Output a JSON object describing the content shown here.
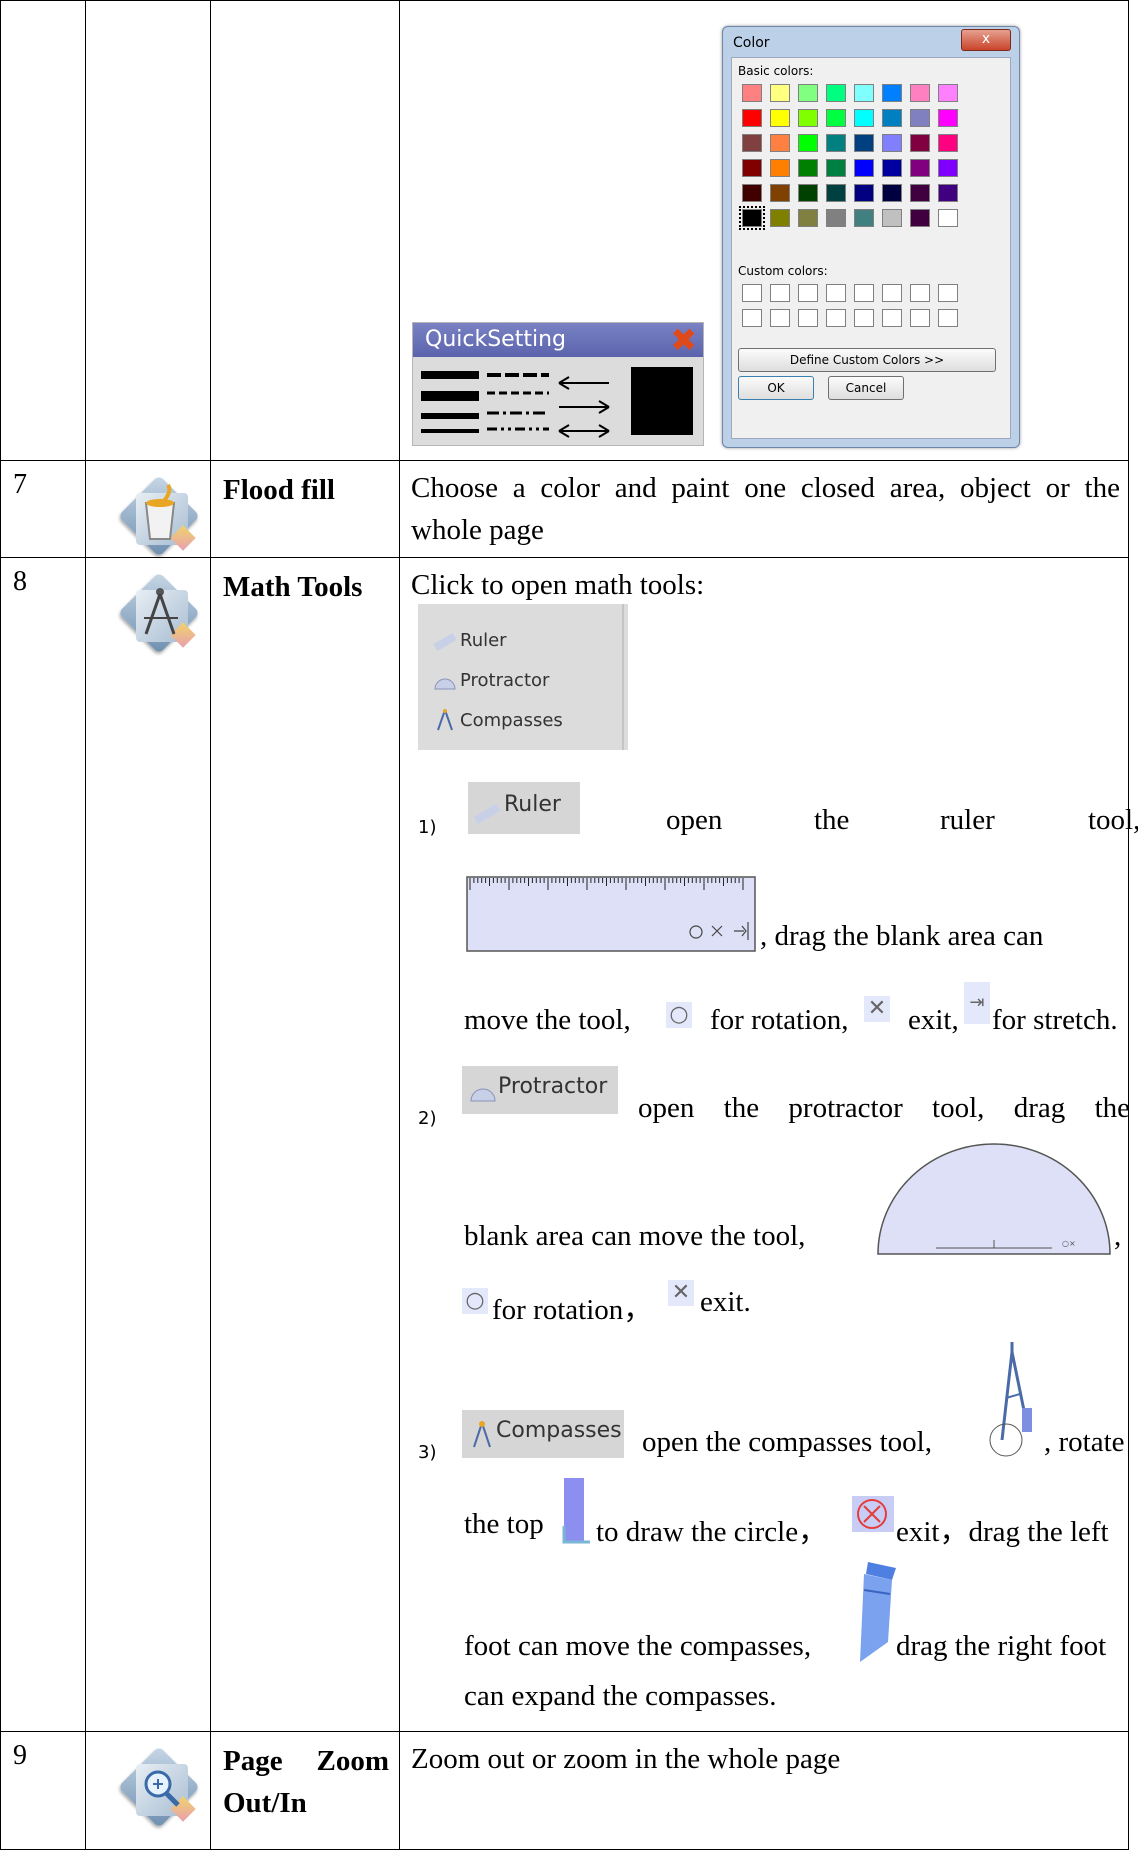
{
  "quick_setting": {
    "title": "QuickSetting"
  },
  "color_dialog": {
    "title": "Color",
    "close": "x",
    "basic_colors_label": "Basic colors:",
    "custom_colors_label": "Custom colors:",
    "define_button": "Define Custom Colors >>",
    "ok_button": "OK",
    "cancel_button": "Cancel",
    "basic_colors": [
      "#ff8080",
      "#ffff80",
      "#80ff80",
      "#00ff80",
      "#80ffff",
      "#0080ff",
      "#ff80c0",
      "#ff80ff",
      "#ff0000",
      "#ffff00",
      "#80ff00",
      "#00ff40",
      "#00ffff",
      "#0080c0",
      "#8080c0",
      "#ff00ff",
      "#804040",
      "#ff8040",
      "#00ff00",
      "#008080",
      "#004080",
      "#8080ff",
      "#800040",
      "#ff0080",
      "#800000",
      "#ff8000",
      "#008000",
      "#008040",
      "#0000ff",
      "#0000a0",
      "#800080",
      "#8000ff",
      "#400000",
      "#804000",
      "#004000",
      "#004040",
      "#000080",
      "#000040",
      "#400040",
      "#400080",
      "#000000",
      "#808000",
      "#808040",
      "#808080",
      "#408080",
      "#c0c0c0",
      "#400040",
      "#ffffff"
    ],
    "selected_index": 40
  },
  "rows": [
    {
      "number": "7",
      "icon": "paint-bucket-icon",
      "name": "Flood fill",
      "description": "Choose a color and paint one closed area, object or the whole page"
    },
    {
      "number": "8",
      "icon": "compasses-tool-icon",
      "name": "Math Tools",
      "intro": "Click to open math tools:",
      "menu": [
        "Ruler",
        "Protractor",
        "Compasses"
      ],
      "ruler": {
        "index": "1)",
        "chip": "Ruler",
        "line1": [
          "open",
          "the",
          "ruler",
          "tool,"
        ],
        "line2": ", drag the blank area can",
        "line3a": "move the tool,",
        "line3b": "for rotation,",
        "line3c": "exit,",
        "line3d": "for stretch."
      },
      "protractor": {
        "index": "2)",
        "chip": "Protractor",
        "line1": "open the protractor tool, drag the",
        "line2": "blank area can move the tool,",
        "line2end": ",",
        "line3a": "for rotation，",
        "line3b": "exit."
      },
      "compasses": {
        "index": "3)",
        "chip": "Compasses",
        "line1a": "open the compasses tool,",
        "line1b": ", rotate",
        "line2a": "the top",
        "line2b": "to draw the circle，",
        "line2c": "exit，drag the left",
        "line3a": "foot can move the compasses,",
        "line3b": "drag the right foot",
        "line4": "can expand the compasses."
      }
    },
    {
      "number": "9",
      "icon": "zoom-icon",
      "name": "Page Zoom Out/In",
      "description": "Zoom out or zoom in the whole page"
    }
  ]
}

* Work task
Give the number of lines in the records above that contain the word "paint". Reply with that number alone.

* Answer for this exercise
2